US Global Health Policy
This post in the Center for Global Health Policy’s “Science Speaks” blog examines how potential budget cuts are threatening the Walter Reed Army Institute of Research (WRAIR) Military HIV Research Program (MHRP), “a $175 million program supported by the Department of Defense and other entities that is vulnerable to cuts…
In this TIME “Ideas” opinion piece, David Bowen, CEO of Malaria No More, writes that with the right resources and political will, an end to malaria is possible. He recounts progress made against the disease, citing a report by the WHO released Tuesday that shows “deaths from malaria have fallen by more than 25 percent globally since 2000 — and by more than five percent in the last year alone,” and writes, “Despite these gains, much more needs to be done. The unacceptable fact still remains that malaria claims a child’s life in Africa every minute. The world has begun to mobilize the skills, resources and innovative genius needed to end this terrible death toll.”

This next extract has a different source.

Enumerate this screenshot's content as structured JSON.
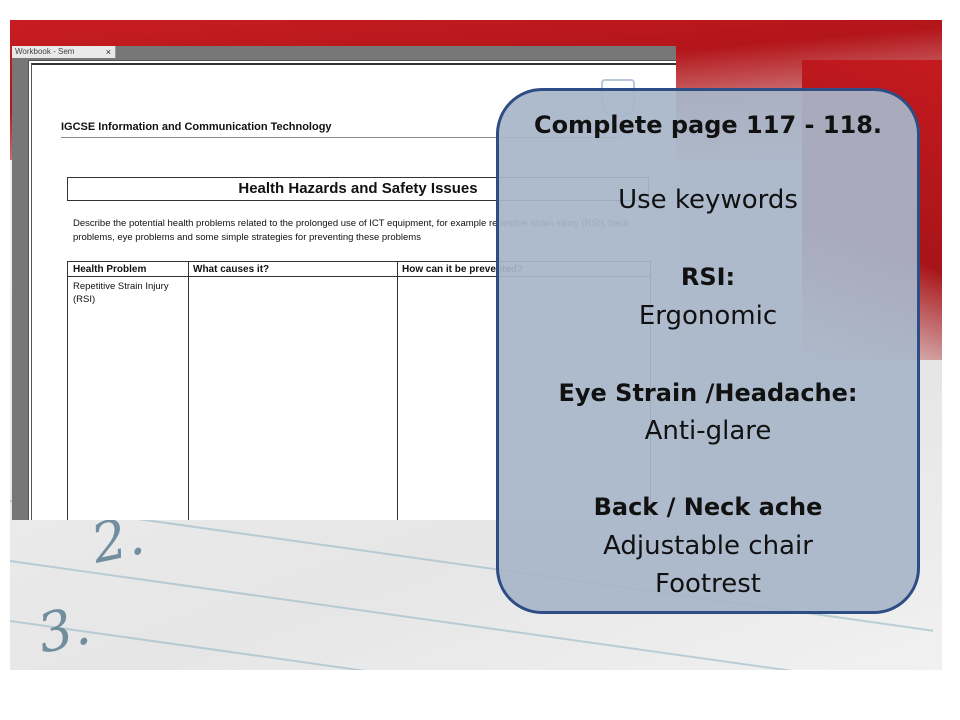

In this Huffington Post opinion piece, Rep. Earl Blumenauer (D-Ore.) writes about access to safe drinking water and improved sanitation among the world’s poor, stating, “As America prepares for the holiday season … I hope that Congress will give a gift of life, health and hope by helping people around the world with something that most Americans take for granted: safe drinking water.”
In this post in the Hill’s “Congress Blog,” John Castellani, president and CEO of Pharmaceutical Research and Manufacturers of America, reports on how biopharmaceutical exports benefit the U.S. economy and global health, writing, “Leadership is needed to help keep U.S. biopharmaceutical research companies competitive in the global export market.” He continues, “According to the Administration, if we increased exports by just five percent, we would create hundreds of thousands of new U.S. jobs. … Among the ways that they can advance this effort is by knocking down foreign barriers and promoting strong intellectual property (IP) protections that allow biopharmaceutical companies to bring their medicines into other markets and, importantly, to the patients who need them.”
USAID provides an infographic describing how, “[u]nder President Obama’s Global Health Initiative, USAID will work with other global leaders in child health to help save five million children between 2010 and 2015” through targeted interventions for the leading causes of preventable death among children (12/13).
Africa’s Sahel region is facing a potential “food crisis,” “[b]ut the good news is that the world’s Famine Early Warning System Network (FEWS NET) is giving West African countries and donor nations a period of time to prepare, says the aid group Oxfam,” the Christian Science Monitor reports. “Early reports suggest that as many as six million people in Niger and 2.9 million people in Mali live in vulnerable areas, where low rainfall, falling groundwater levels, poor harvests, lack of pastureland, rising food prices, and a drop in remittances from family members living abroad are starting to take their toll,” according to the newspaper.
“We welcome the Obama administration’s announcement of a farsighted effort to treat millions more [people living with HIV] abroad, especially in sub-Saharan Africa,” a New York Times editorial writes. “The administration expects that the expanded treatments can be paid for with existing resources, by pushing for greater efficiencies and more financing from recipient nations. But if that effort stalls, the administration should re-evaluate quickly whether to ask Congress for money,” the editorial states.
After experiencing a decline in the number of new HIV infections in the 1990s, Uganda’s “HIV [incidence] rate is creeping back up again. New infections are increasing, and the sense of urgency has vanished,” the Globe and Mail reports, adding that the country “has become an early warning signal to the rest of the world: If the fight against AIDS fades into complacency and neglect, the disease can roar back again.” The article discusses how complacency among the general population, as well as government policies of Uganda and the U.S., “have contributed to the rise in HIV infections here, analysts say” (York, 12/9).
In this post in the U.S. Department of State’s “DipNote” blog, U.S. Global AIDS Coordinator Ambassador Eric Goosby and Melanne Verveer, ambassador-at-large for global women’s issues, report on the relationship between gender-based violence (GBV) and HIV, writing, “The United States recognizes the importance of preventing and responding to GBV within…